As the story goes, in 1906, a Sears manager was tasked with increasing the sales of “building materials.” That particular section of the catalog did not generate much profit or popularity. So, the manager pitched the idea of selling DIY kits to build entire houses to Richard Warren Sears. However, a company called Aladdin beat Sears to it and introduced mail-order kit houses that same year. Sears officially launched the catalog called Book of Modern Homes and Building Plans two years later with 44 different house styles.
Though Aladdin houses were soon forgotten, they pioneered the idea. In fact, they were the first ones to offer pre-cut and fitted lumber for the houses. Sears would do the same ten years later! Providing pre-cut lumber proved to be ground-breaking. Since customers would no longer have to cut the lumber, construction time was reduced by 40%. The Sears home kits sold like hotcakes, and between 1908 and 1940, the company sold over 70,000 such houses. Though they primarily focused on small farming towns, their DIY house kits were sold all over the country.
As Sears Catalog Homes became popular, the company divided its products into three categories based on build quality and pricing. The design, construction, and amenities varied from one category to another.
The process of ordering the DIY house kit started with the arrival of the Modern Homes catalog, which eventually listed designs in three main categories: Simplex Sectional, Standard Built, and Honor Bilt. The Simplex Sectional category had the simplest and cheapest designs. Best suited for summer cottages, these houses had two rooms. The Standard Built houses, though better and higher priced than the Simplex designs, were not ideal for colder climates. Finally, the Honor Bilt category, as the name suggests, listed the fanciest and most expensive houses. These houses came with the finest quality material such as oak, pine, or maple wood.
The Sears Catalog Homes were truly “modern homes,” and the company popularized all the amenities that were available at that time including indoor plumbing, central heating, and electricity. Of course, not all the homes came with these conveniences, and they also cost extra. The earliest home designs, however, did not include indoor plumbing or bathrooms because, at that time, these were not “standard” conveniences for the average American households.
Remarkably, 50% of the DIY homes were assembled by the homeowners themselves in a barn-raising fashion. The other 50% were built by professionals. In fact, carpentry companies and local builders would often purchase the Sears homes to showcase their building capabilities to potential clients. The Sears catalog was truly revolutionary in that it offered homeowners the chance to select the design and also customize it. Buyers could also submit blueprints and Sears would then deliver pre-cut and fitted materials accordingly.
In 1929, sales of the Sears DIY home peaked. However, the business hit a low point during the Great Depression and the company never recovered. The Sears Modern Homes Division finally closed down in 1940.

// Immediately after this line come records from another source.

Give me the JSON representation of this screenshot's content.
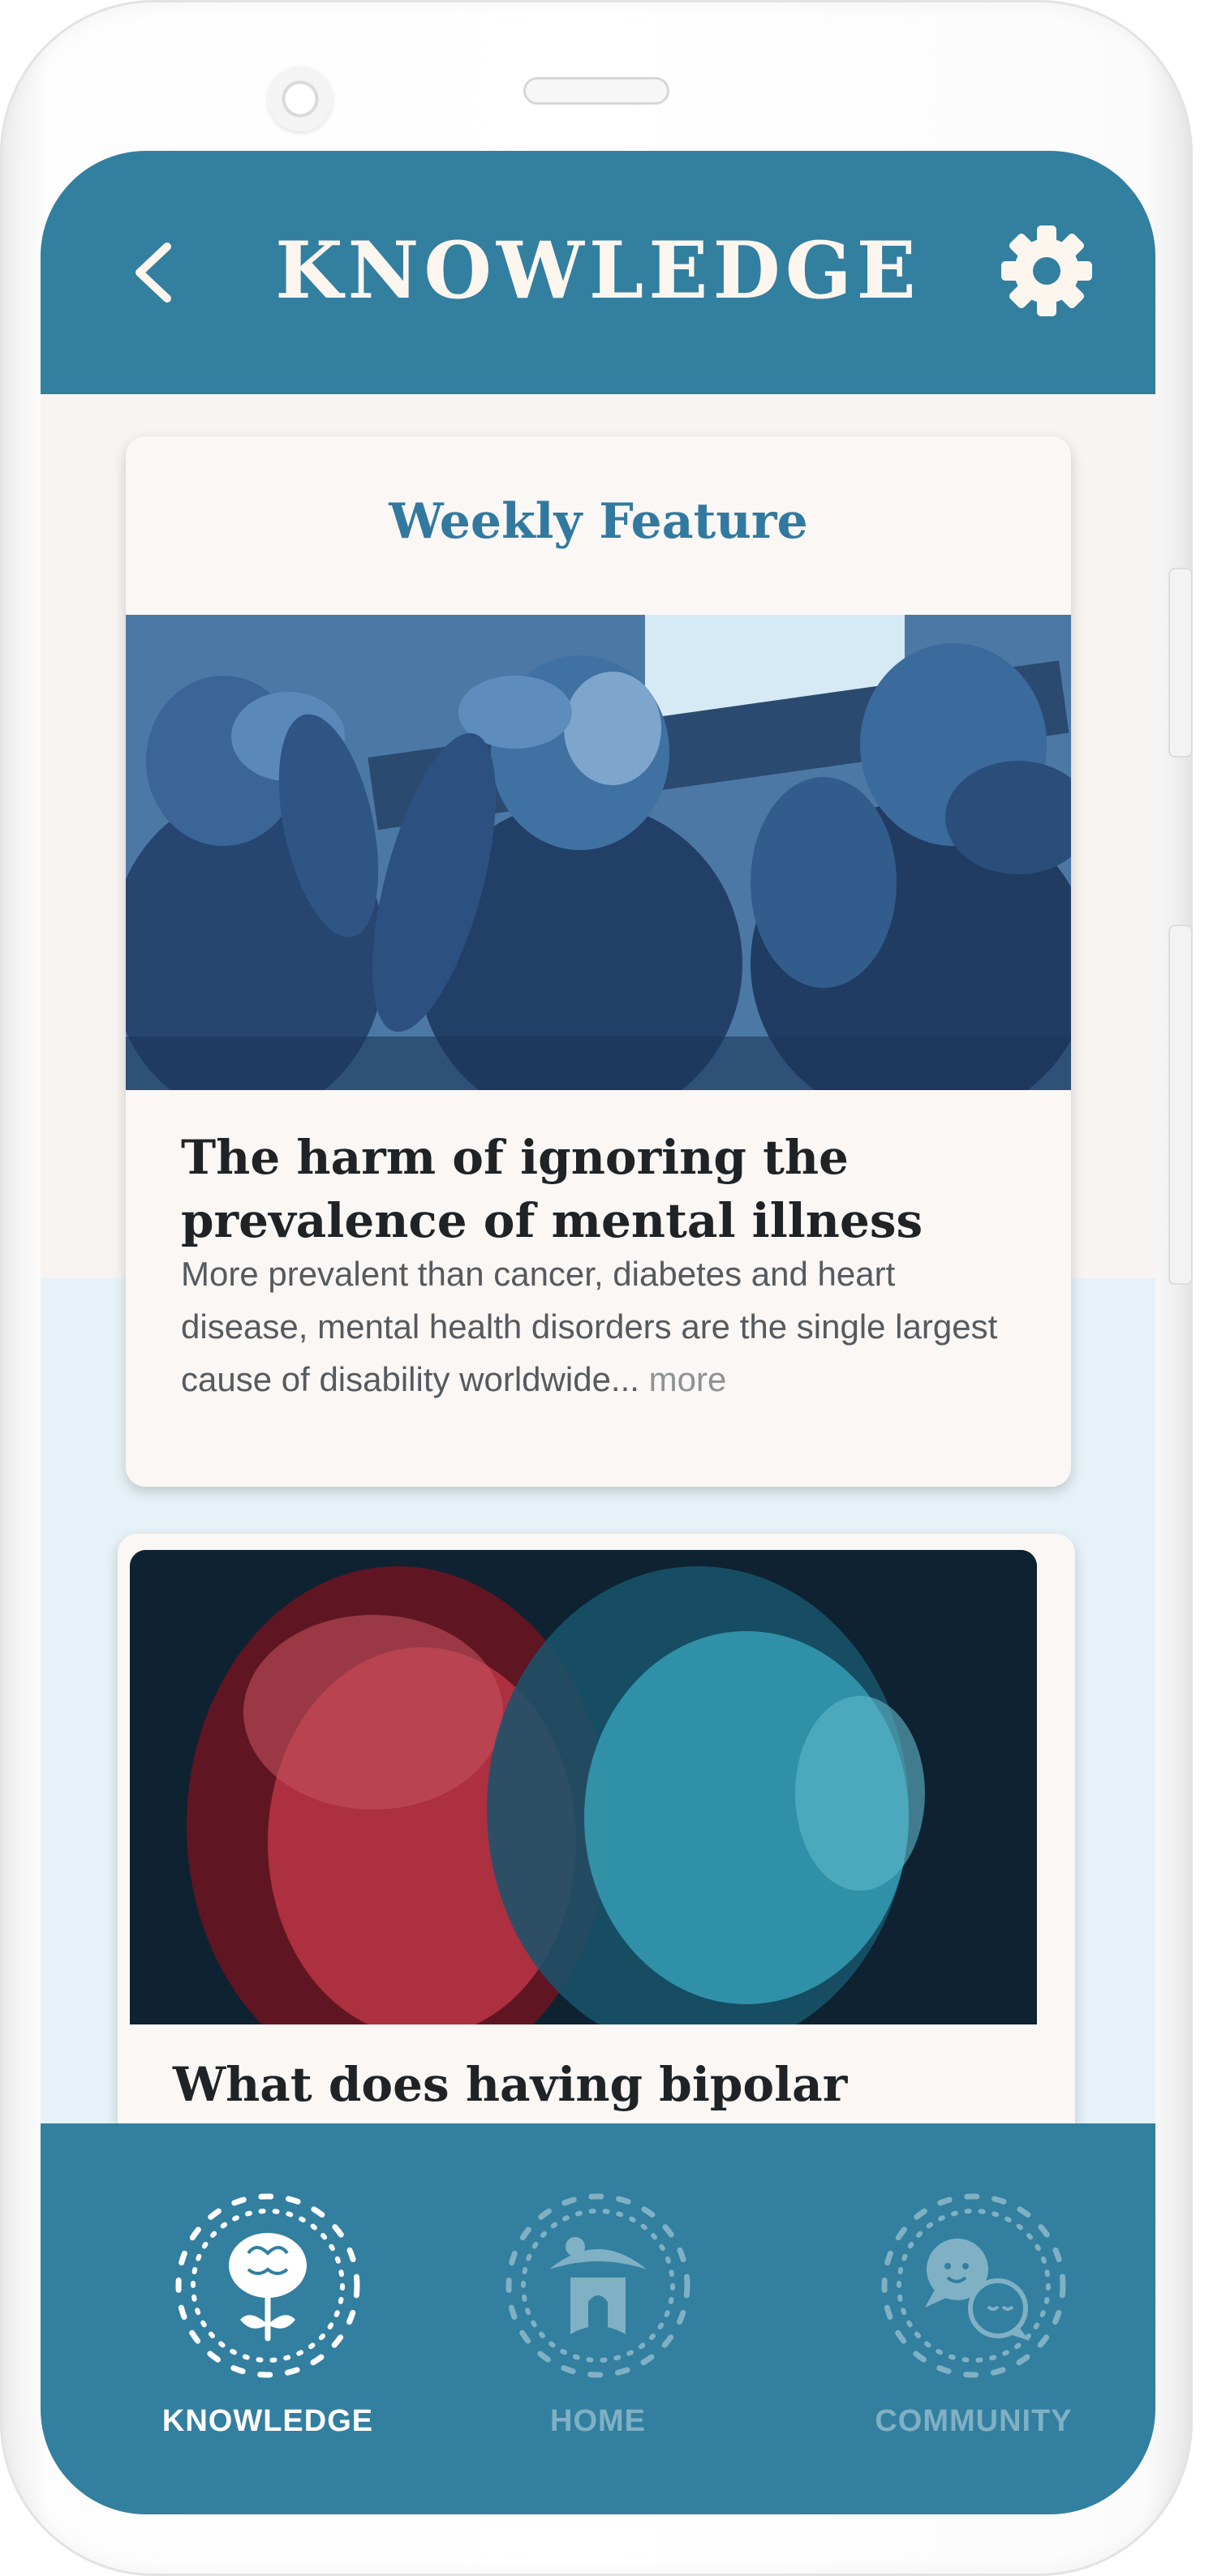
{
  "header": {
    "title": "KNOWLEDGE",
    "back_icon": "chevron-left-icon",
    "settings_icon": "gear-icon"
  },
  "feature_card": {
    "label": "Weekly Feature",
    "image": "three-monkeys-statue-photo",
    "title": "The harm of ignoring the prevalence of mental illness",
    "summary": "More prevalent than cancer, diabetes and heart disease, mental health disorders are the single largest cause of disability worldwide...",
    "more_label": "more"
  },
  "second_card": {
    "image": "blurred-red-blue-portrait-photo",
    "title": "What does having bipolar"
  },
  "bottom_nav": {
    "items": [
      {
        "label": "KNOWLEDGE",
        "icon": "brain-sun-icon",
        "active": true
      },
      {
        "label": "HOME",
        "icon": "home-sun-icon",
        "active": false
      },
      {
        "label": "COMMUNITY",
        "icon": "chat-faces-sun-icon",
        "active": false
      }
    ]
  },
  "colors": {
    "primary": "#327fa0",
    "header_text": "#fdf6ef",
    "card_background": "#faf7f5",
    "screen_background": "#f7f4f2",
    "light_band": "#e6f2f7"
  }
}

The impact of the Sears Catalog Homes on the lives of rural Americans cannot be overstated. The company never claimed to be innovative home designers, but they provided variety and sturdiness in a wide range of price points. The Magnolia was the most expensive and largest Sears mail-order house ever made. This colonial house was inspired by neo-Georgian architecture and had three stories, eight rooms, porte-cochere, sleeping porches, and columned portico. At that time, it was priced at $6,488, which would be equivalent to $88,000 today. Seven Magnolias are still standing today.

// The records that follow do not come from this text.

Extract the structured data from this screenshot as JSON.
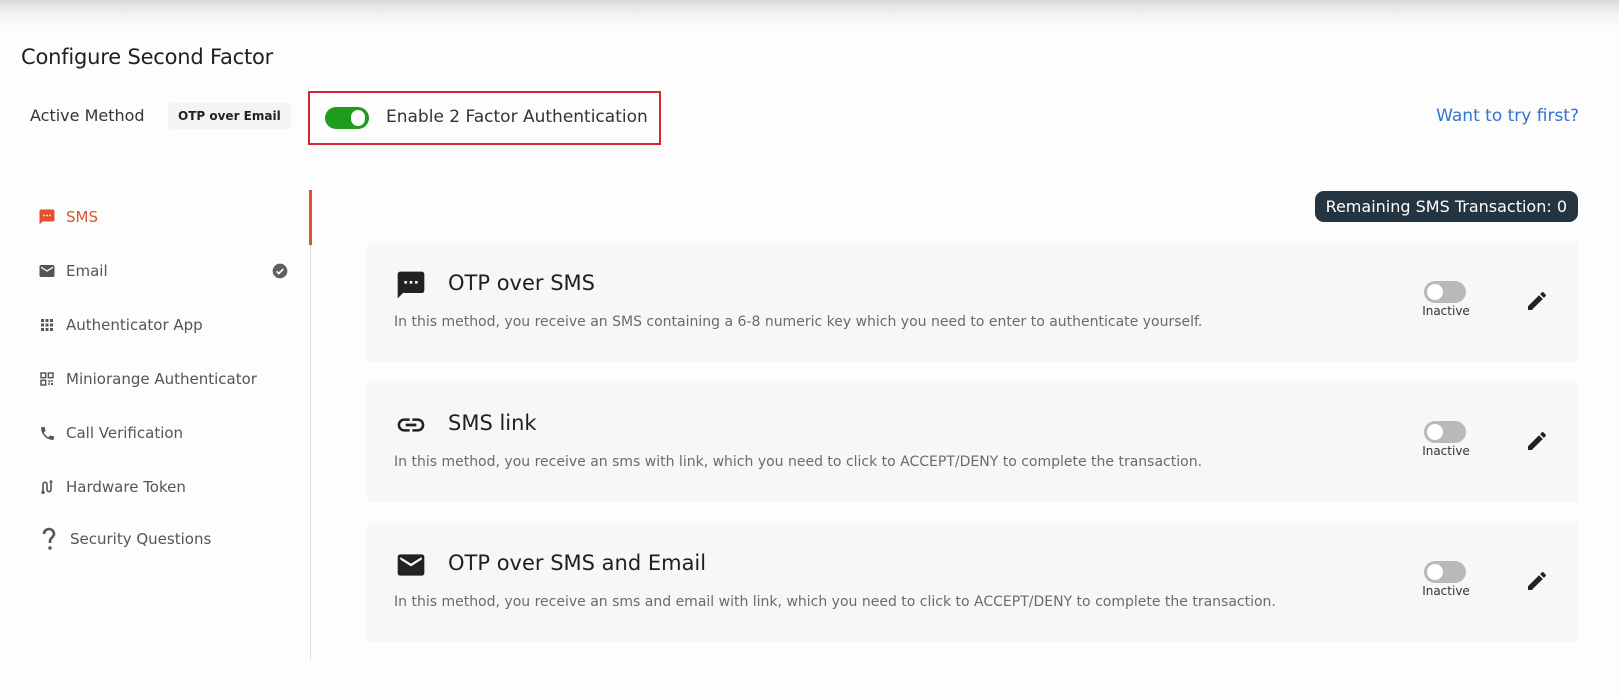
{
  "header": {
    "title": "Configure Second Factor",
    "active_method_label": "Active Method",
    "active_method_value": "OTP over Email",
    "enable_2fa_label": "Enable 2 Factor Authentication",
    "enable_2fa_on": true,
    "try_first_link": "Want to try first?"
  },
  "colors": {
    "accent": "#e0522b",
    "toggle_on": "#1e9c1e",
    "link": "#2f74d0",
    "highlight_border": "#d32630",
    "badge_dark": "#243441"
  },
  "sidebar": {
    "items": [
      {
        "label": "SMS",
        "icon": "sms-icon",
        "active": true
      },
      {
        "label": "Email",
        "icon": "email-icon",
        "configured": true
      },
      {
        "label": "Authenticator App",
        "icon": "grid-icon"
      },
      {
        "label": "Miniorange Authenticator",
        "icon": "qr-code-icon"
      },
      {
        "label": "Call Verification",
        "icon": "phone-icon"
      },
      {
        "label": "Hardware Token",
        "icon": "hardware-token-icon"
      },
      {
        "label": "Security Questions",
        "icon": "question-mark-icon"
      }
    ]
  },
  "main": {
    "remaining_sms": "Remaining SMS Transaction: 0",
    "methods": [
      {
        "title": "OTP over SMS",
        "icon": "sms-icon",
        "description": "In this method, you receive an SMS containing a 6-8 numeric key which you need to enter to authenticate yourself.",
        "status": "Inactive",
        "enabled": false
      },
      {
        "title": "SMS link",
        "icon": "link-icon",
        "description": "In this method, you receive an sms with link, which you need to click to ACCEPT/DENY to complete the transaction.",
        "status": "Inactive",
        "enabled": false
      },
      {
        "title": "OTP over SMS and Email",
        "icon": "email-icon",
        "description": "In this method, you receive an sms and email with link, which you need to click to ACCEPT/DENY to complete the transaction.",
        "status": "Inactive",
        "enabled": false
      }
    ]
  }
}
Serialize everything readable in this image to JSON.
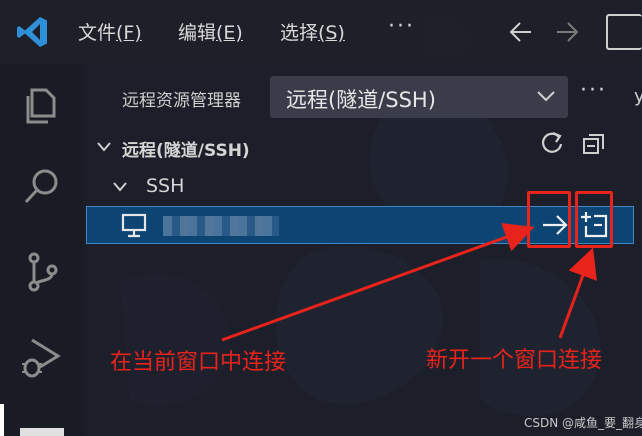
{
  "titlebar": {
    "menu": [
      {
        "label": "文件",
        "key": "(F)"
      },
      {
        "label": "编辑",
        "key": "(E)"
      },
      {
        "label": "选择",
        "key": "(S)"
      }
    ],
    "more": "···"
  },
  "sidebar": {
    "title": "远程资源管理器",
    "remote_select": "远程(隧道/SSH)",
    "more": "···",
    "clipped": "y",
    "section_title": "远程(隧道/SSH)",
    "group_label": "SSH",
    "host_name": "server-host"
  },
  "annotations": {
    "connect_here": "在当前窗口中连接",
    "connect_new": "新开一个窗口连接"
  },
  "watermark": "CSDN @咸鱼_要_翻身",
  "colors": {
    "accent": "#0c4473",
    "annotation": "#e8231b"
  },
  "icons": [
    "vscode-logo-icon",
    "explorer-icon",
    "search-icon",
    "source-control-icon",
    "run-debug-icon",
    "back-arrow-icon",
    "forward-arrow-icon",
    "refresh-icon",
    "collapse-all-icon",
    "monitor-icon",
    "connect-arrow-icon",
    "new-window-icon"
  ]
}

Though sales of the Sears mail-order homes reached the highest peak in 1929, it was soon followed by the Great Depression. Slumping sales and increased payment defaults incurred significant losses for the company, and the program suffered heavily because of it. In 1934, the Sears Catalog Homes went on a hiatus only to return for a few brief years toward the end of the Great Depression, however, the division was finally shut down in 1940. Today, Sears mail-order homes are a thing of the past, but they have left a lasting legacy behind.